▸ **TASK TO COMPLETE**:
Omit images. Retype all entries verbatim.

▸ **SUPPLIED RECORDS**:
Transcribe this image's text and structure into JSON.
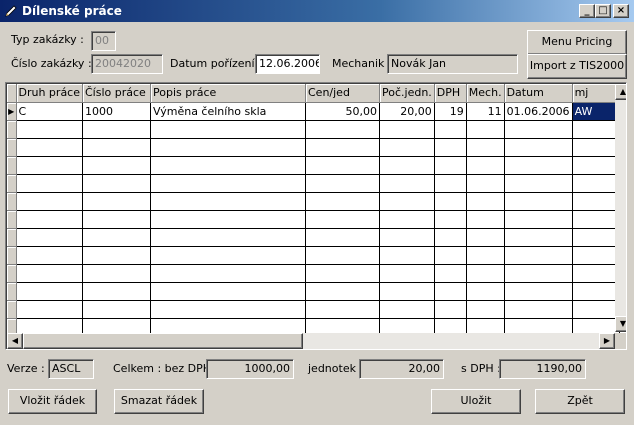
{
  "window": {
    "title": "Dílenské práce",
    "controls": {
      "minimize": "_",
      "maximize": "□",
      "close": "×"
    }
  },
  "header": {
    "typ_zakazky_label": "Typ zakázky :",
    "typ_zakazky_value": "00",
    "cislo_zakazky_label": "Číslo zakázky :",
    "cislo_zakazky_value": "20042020",
    "datum_porizeni_label": "Datum pořízení :",
    "datum_porizeni_value": "12.06.2006",
    "mechanik_label": "Mechanik :",
    "mechanik_value": "Novák Jan"
  },
  "buttons": {
    "menu_pricing": "Menu Pricing",
    "import_tis": "Import z TIS2000",
    "vlozit_radek": "Vložit řádek",
    "smazat_radek": "Smazat řádek",
    "ulozit": "Uložit",
    "zpet": "Zpět"
  },
  "grid": {
    "columns": [
      "Druh práce",
      "Číslo práce",
      "Popis práce",
      "Cen/jed",
      "Poč.jedn.",
      "DPH",
      "Mech.",
      "Datum",
      "mj"
    ],
    "rows": [
      [
        "C",
        "1000",
        "Výměna čelního skla",
        "50,00",
        "20,00",
        "19",
        "11",
        "01.06.2006",
        "AW"
      ]
    ],
    "empty_rows": 12
  },
  "footer": {
    "verze_label": "Verze :",
    "verze_value": "ASCL",
    "celkem_label": "Celkem : bez DPH :",
    "celkem_value": "1000,00",
    "jednotek_label": "jednotek :",
    "jednotek_value": "20,00",
    "s_dph_label": "s DPH :",
    "s_dph_value": "1190,00"
  },
  "icons": {
    "app": "pencil-icon",
    "row_indicator": "current-row-arrow-icon",
    "scroll_up": "arrow-up-icon",
    "scroll_down": "arrow-down-icon",
    "scroll_left": "arrow-left-icon",
    "scroll_right": "arrow-right-icon"
  },
  "colors": {
    "titlebar_start": "#0a246a",
    "titlebar_end": "#a6caf0",
    "selection": "#0a246a",
    "face": "#d4d0c8"
  }
}
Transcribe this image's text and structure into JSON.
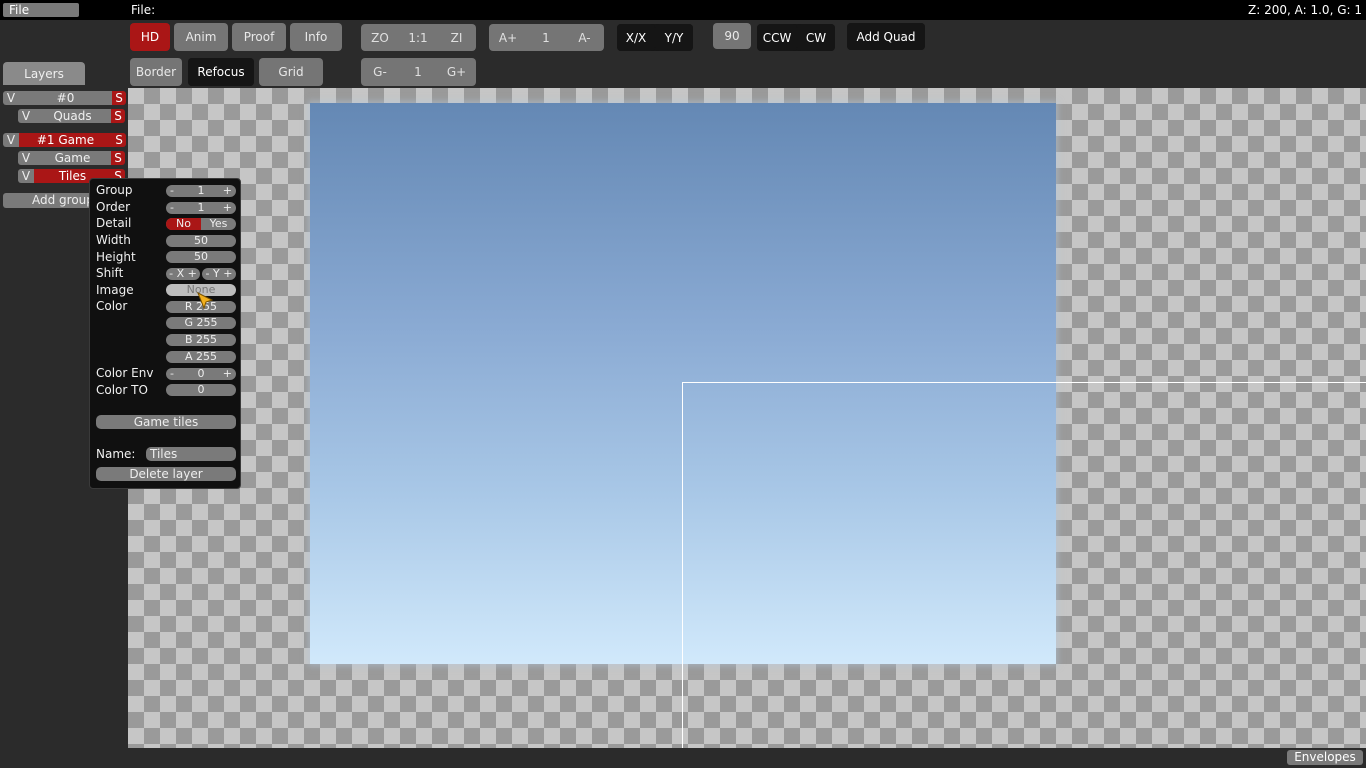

▸ **EXPECTED ANSWER**:
Transcribe this image's text and structure into JSON.
{
  "window": {
    "title": "Dílenské práce",
    "controls": {
      "minimize": "_",
      "maximize": "□",
      "close": "×"
    }
  },
  "header": {
    "typ_zakazky_label": "Typ zakázky :",
    "typ_zakazky_value": "00",
    "cislo_zakazky_label": "Číslo zakázky :",
    "cislo_zakazky_value": "20042020",
    "datum_porizeni_label": "Datum pořízení :",
    "datum_porizeni_value": "12.06.2006",
    "mechanik_label": "Mechanik :",
    "mechanik_value": "Novák Jan"
  },
  "buttons": {
    "menu_pricing": "Menu Pricing",
    "import_tis": "Import z TIS2000",
    "vlozit_radek": "Vložit řádek",
    "smazat_radek": "Smazat řádek",
    "ulozit": "Uložit",
    "zpet": "Zpět"
  },
  "grid": {
    "columns": [
      "Druh práce",
      "Číslo práce",
      "Popis práce",
      "Cen/jed",
      "Poč.jedn.",
      "DPH",
      "Mech.",
      "Datum",
      "mj"
    ],
    "rows": [
      [
        "C",
        "1000",
        "Výměna čelního skla",
        "50,00",
        "20,00",
        "19",
        "11",
        "01.06.2006",
        "AW"
      ]
    ],
    "empty_rows": 12
  },
  "footer": {
    "verze_label": "Verze :",
    "verze_value": "ASCL",
    "celkem_label": "Celkem : bez DPH :",
    "celkem_value": "1000,00",
    "jednotek_label": "jednotek :",
    "jednotek_value": "20,00",
    "s_dph_label": "s DPH :",
    "s_dph_value": "1190,00"
  },
  "icons": {
    "app": "pencil-icon",
    "row_indicator": "current-row-arrow-icon",
    "scroll_up": "arrow-up-icon",
    "scroll_down": "arrow-down-icon",
    "scroll_left": "arrow-left-icon",
    "scroll_right": "arrow-right-icon"
  },
  "colors": {
    "titlebar_start": "#0a246a",
    "titlebar_end": "#a6caf0",
    "selection": "#0a246a",
    "face": "#d4d0c8"
  }
}
Transcribe this image's text and structure into JSON.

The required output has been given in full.